• _Exercise details_:
The answer should consist of every line of the material, repeated verbatim.

• _Material for this task_:
┌──

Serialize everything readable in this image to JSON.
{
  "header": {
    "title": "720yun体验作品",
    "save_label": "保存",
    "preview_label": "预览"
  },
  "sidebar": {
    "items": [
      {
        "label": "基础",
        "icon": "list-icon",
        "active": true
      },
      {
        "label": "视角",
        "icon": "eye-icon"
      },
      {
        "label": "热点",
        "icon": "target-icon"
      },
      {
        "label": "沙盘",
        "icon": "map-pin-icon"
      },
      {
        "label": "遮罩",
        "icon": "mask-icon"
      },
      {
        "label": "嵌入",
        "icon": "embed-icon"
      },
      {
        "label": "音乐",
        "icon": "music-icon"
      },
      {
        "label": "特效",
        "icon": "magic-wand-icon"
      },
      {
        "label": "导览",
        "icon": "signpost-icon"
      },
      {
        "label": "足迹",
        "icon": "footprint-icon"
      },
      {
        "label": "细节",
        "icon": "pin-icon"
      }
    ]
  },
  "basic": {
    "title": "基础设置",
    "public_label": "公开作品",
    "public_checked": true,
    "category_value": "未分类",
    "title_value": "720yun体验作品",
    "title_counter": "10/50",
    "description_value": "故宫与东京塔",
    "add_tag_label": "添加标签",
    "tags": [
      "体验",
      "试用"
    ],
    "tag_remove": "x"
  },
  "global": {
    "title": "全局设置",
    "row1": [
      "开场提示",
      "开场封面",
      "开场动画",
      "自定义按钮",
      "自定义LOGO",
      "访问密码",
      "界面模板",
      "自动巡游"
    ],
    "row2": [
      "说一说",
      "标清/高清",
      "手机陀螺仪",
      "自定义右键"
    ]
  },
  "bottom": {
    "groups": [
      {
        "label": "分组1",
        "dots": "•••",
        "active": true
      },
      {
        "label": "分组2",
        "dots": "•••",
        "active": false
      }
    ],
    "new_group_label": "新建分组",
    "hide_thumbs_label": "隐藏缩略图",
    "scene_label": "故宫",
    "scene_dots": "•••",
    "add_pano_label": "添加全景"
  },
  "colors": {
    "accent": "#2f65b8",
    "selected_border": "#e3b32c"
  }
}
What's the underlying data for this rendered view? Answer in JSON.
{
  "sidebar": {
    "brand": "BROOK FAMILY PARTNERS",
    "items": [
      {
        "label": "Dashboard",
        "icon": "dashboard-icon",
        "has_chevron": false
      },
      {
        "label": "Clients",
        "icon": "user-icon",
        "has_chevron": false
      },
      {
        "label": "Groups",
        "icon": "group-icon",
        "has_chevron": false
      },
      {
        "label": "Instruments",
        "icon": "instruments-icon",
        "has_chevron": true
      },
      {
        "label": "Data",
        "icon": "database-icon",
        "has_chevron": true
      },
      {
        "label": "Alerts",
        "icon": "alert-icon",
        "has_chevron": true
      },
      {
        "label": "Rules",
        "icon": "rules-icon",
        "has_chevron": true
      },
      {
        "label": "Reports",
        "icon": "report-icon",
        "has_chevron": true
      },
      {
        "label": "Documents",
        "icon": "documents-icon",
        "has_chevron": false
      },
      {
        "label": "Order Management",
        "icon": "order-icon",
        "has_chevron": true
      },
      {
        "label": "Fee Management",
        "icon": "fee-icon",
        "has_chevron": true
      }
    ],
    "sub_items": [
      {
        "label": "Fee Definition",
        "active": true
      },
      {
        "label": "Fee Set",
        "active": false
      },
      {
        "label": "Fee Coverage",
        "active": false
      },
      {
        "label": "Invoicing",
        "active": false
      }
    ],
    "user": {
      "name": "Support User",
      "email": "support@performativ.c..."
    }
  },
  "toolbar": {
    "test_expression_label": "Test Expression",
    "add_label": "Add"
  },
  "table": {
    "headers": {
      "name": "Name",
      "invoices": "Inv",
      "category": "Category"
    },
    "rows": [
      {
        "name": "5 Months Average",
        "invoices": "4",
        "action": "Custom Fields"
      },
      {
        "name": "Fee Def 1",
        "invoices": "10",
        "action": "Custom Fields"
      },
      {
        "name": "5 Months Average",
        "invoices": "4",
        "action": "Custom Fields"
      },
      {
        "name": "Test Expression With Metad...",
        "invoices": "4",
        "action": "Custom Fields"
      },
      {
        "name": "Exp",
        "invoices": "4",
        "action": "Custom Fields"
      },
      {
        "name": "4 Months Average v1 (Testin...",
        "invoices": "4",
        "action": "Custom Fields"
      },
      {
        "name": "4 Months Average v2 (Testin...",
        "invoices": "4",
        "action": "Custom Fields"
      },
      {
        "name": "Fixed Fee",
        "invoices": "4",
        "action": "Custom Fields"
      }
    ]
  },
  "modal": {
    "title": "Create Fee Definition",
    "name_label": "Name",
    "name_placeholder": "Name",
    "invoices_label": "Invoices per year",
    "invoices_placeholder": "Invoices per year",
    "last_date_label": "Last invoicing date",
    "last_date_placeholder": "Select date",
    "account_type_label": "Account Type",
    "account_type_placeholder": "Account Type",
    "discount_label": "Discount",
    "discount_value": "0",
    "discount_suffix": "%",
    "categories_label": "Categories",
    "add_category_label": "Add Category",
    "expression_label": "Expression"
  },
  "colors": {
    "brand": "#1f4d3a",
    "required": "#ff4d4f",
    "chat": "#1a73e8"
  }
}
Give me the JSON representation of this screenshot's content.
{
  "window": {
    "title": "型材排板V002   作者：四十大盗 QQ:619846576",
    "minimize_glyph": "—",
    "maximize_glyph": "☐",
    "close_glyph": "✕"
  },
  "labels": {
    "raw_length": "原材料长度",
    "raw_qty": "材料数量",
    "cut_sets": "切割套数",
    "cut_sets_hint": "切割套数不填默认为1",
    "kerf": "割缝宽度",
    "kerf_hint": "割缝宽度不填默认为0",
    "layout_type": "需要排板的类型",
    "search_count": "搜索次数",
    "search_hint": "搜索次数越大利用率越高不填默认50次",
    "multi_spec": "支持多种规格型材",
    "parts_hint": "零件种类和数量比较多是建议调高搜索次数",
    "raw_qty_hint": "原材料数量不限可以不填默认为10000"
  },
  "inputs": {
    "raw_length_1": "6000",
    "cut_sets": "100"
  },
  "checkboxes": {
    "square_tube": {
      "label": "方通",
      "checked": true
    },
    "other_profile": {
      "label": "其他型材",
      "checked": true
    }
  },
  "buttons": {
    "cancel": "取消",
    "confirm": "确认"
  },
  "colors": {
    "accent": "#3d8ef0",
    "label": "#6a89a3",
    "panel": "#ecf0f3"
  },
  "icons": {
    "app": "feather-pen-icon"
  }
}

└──

• _Written response_:
Serialize everything readable in this image to JSON.
{
  "header": {
    "title": "720yun体验作品",
    "save_label": "保存",
    "preview_label": "预览"
  },
  "sidebar": {
    "items": [
      {
        "label": "基础",
        "icon": "list-icon",
        "active": true
      },
      {
        "label": "视角",
        "icon": "eye-icon"
      },
      {
        "label": "热点",
        "icon": "target-icon"
      },
      {
        "label": "沙盘",
        "icon": "map-pin-icon"
      },
      {
        "label": "遮罩",
        "icon": "mask-icon"
      },
      {
        "label": "嵌入",
        "icon": "embed-icon"
      },
      {
        "label": "音乐",
        "icon": "music-icon"
      },
      {
        "label": "特效",
        "icon": "magic-wand-icon"
      },
      {
        "label": "导览",
        "icon": "signpost-icon"
      },
      {
        "label": "足迹",
        "icon": "footprint-icon"
      },
      {
        "label": "细节",
        "icon": "pin-icon"
      }
    ]
  },
  "basic": {
    "title": "基础设置",
    "public_label": "公开作品",
    "public_checked": true,
    "category_value": "未分类",
    "title_value": "720yun体验作品",
    "title_counter": "10/50",
    "description_value": "故宫与东京塔",
    "add_tag_label": "添加标签",
    "tags": [
      "体验",
      "试用"
    ],
    "tag_remove": "x"
  },
  "global": {
    "title": "全局设置",
    "row1": [
      "开场提示",
      "开场封面",
      "开场动画",
      "自定义按钮",
      "自定义LOGO",
      "访问密码",
      "界面模板",
      "自动巡游"
    ],
    "row2": [
      "说一说",
      "标清/高清",
      "手机陀螺仪",
      "自定义右键"
    ]
  },
  "bottom": {
    "groups": [
      {
        "label": "分组1",
        "dots": "•••",
        "active": true
      },
      {
        "label": "分组2",
        "dots": "•••",
        "active": false
      }
    ],
    "new_group_label": "新建分组",
    "hide_thumbs_label": "隐藏缩略图",
    "scene_label": "故宫",
    "scene_dots": "•••",
    "add_pano_label": "添加全景"
  },
  "colors": {
    "accent": "#2f65b8",
    "selected_border": "#e3b32c"
  }
}
What's the underlying data for this rendered view? Answer in JSON.
{
  "sidebar": {
    "brand": "BROOK FAMILY PARTNERS",
    "items": [
      {
        "label": "Dashboard",
        "icon": "dashboard-icon",
        "has_chevron": false
      },
      {
        "label": "Clients",
        "icon": "user-icon",
        "has_chevron": false
      },
      {
        "label": "Groups",
        "icon": "group-icon",
        "has_chevron": false
      },
      {
        "label": "Instruments",
        "icon": "instruments-icon",
        "has_chevron": true
      },
      {
        "label": "Data",
        "icon": "database-icon",
        "has_chevron": true
      },
      {
        "label": "Alerts",
        "icon": "alert-icon",
        "has_chevron": true
      },
      {
        "label": "Rules",
        "icon": "rules-icon",
        "has_chevron": true
      },
      {
        "label": "Reports",
        "icon": "report-icon",
        "has_chevron": true
      },
      {
        "label": "Documents",
        "icon": "documents-icon",
        "has_chevron": false
      },
      {
        "label": "Order Management",
        "icon": "order-icon",
        "has_chevron": true
      },
      {
        "label": "Fee Management",
        "icon": "fee-icon",
        "has_chevron": true
      }
    ],
    "sub_items": [
      {
        "label": "Fee Definition",
        "active": true
      },
      {
        "label": "Fee Set",
        "active": false
      },
      {
        "label": "Fee Coverage",
        "active": false
      },
      {
        "label": "Invoicing",
        "active": false
      }
    ],
    "user": {
      "name": "Support User",
      "email": "support@performativ.c..."
    }
  },
  "toolbar": {
    "test_expression_label": "Test Expression",
    "add_label": "Add"
  },
  "table": {
    "headers": {
      "name": "Name",
      "invoices": "Inv",
      "category": "Category"
    },
    "rows": [
      {
        "name": "5 Months Average",
        "invoices": "4",
        "action": "Custom Fields"
      },
      {
        "name": "Fee Def 1",
        "invoices": "10",
        "action": "Custom Fields"
      },
      {
        "name": "5 Months Average",
        "invoices": "4",
        "action": "Custom Fields"
      },
      {
        "name": "Test Expression With Metad...",
        "invoices": "4",
        "action": "Custom Fields"
      },
      {
        "name": "Exp",
        "invoices": "4",
        "action": "Custom Fields"
      },
      {
        "name": "4 Months Average v1 (Testin...",
        "invoices": "4",
        "action": "Custom Fields"
      },
      {
        "name": "4 Months Average v2 (Testin...",
        "invoices": "4",
        "action": "Custom Fields"
      },
      {
        "name": "Fixed Fee",
        "invoices": "4",
        "action": "Custom Fields"
      }
    ]
  },
  "modal": {
    "title": "Create Fee Definition",
    "name_label": "Name",
    "name_placeholder": "Name",
    "invoices_label": "Invoices per year",
    "invoices_placeholder": "Invoices per year",
    "last_date_label": "Last invoicing date",
    "last_date_placeholder": "Select date",
    "account_type_label": "Account Type",
    "account_type_placeholder": "Account Type",
    "discount_label": "Discount",
    "discount_value": "0",
    "discount_suffix": "%",
    "categories_label": "Categories",
    "add_category_label": "Add Category",
    "expression_label": "Expression"
  },
  "colors": {
    "brand": "#1f4d3a",
    "required": "#ff4d4f",
    "chat": "#1a73e8"
  }
}
Give me the JSON representation of this screenshot's content.
{
  "window": {
    "title": "型材排板V002   作者：四十大盗 QQ:619846576",
    "minimize_glyph": "—",
    "maximize_glyph": "☐",
    "close_glyph": "✕"
  },
  "labels": {
    "raw_length": "原材料长度",
    "raw_qty": "材料数量",
    "cut_sets": "切割套数",
    "cut_sets_hint": "切割套数不填默认为1",
    "kerf": "割缝宽度",
    "kerf_hint": "割缝宽度不填默认为0",
    "layout_type": "需要排板的类型",
    "search_count": "搜索次数",
    "search_hint": "搜索次数越大利用率越高不填默认50次",
    "multi_spec": "支持多种规格型材",
    "parts_hint": "零件种类和数量比较多是建议调高搜索次数",
    "raw_qty_hint": "原材料数量不限可以不填默认为10000"
  },
  "inputs": {
    "raw_length_1": "6000",
    "cut_sets": "100"
  },
  "checkboxes": {
    "square_tube": {
      "label": "方通",
      "checked": true
    },
    "other_profile": {
      "label": "其他型材",
      "checked": true
    }
  },
  "buttons": {
    "cancel": "取消",
    "confirm": "确认"
  },
  "colors": {
    "accent": "#3d8ef0",
    "label": "#6a89a3",
    "panel": "#ecf0f3"
  },
  "icons": {
    "app": "feather-pen-icon"
  }
}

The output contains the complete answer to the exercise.